## YOUR ASSIGNMENT
When the string "Nombre" is part of a line in the data below, report the whole line.

========================================

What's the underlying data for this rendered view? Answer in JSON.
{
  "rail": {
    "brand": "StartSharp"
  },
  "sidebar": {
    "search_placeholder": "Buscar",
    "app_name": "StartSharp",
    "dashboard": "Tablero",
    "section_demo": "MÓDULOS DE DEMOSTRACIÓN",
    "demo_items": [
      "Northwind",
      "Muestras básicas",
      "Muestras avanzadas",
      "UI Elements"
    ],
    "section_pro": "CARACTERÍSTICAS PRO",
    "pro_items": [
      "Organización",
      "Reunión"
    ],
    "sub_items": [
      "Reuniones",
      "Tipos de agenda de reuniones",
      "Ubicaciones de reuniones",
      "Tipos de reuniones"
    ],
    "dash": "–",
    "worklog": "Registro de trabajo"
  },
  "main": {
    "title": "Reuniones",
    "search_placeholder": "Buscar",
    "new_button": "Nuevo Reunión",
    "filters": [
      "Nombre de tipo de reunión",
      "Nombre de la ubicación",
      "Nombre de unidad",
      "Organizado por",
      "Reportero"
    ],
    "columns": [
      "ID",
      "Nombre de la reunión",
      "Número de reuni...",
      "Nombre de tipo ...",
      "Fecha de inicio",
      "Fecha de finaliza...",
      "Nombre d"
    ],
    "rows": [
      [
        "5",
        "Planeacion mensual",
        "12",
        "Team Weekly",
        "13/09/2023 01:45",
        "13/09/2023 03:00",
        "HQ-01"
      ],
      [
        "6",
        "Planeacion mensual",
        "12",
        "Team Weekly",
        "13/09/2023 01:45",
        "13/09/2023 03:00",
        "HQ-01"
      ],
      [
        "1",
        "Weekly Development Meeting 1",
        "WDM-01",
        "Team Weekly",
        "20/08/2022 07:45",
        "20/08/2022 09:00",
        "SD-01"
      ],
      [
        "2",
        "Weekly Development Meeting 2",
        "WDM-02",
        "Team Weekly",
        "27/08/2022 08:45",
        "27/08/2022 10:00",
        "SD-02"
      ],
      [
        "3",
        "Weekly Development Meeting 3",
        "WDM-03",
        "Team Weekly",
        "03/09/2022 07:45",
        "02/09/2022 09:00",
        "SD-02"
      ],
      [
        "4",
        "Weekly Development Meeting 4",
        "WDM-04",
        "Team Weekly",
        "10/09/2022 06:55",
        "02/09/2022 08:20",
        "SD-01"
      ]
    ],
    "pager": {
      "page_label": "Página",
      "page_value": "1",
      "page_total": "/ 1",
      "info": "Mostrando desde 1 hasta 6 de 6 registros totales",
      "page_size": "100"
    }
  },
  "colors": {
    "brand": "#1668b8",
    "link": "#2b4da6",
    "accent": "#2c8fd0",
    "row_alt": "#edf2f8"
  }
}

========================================

## SOLUTION FOR THIS EXERCISE
      "Nombre de tipo de reunión",
      "Nombre de la ubicación",
      "Nombre de unidad",
      "Nombre de la reunión",
      "Nombre de tipo ...",
      "Nombre d"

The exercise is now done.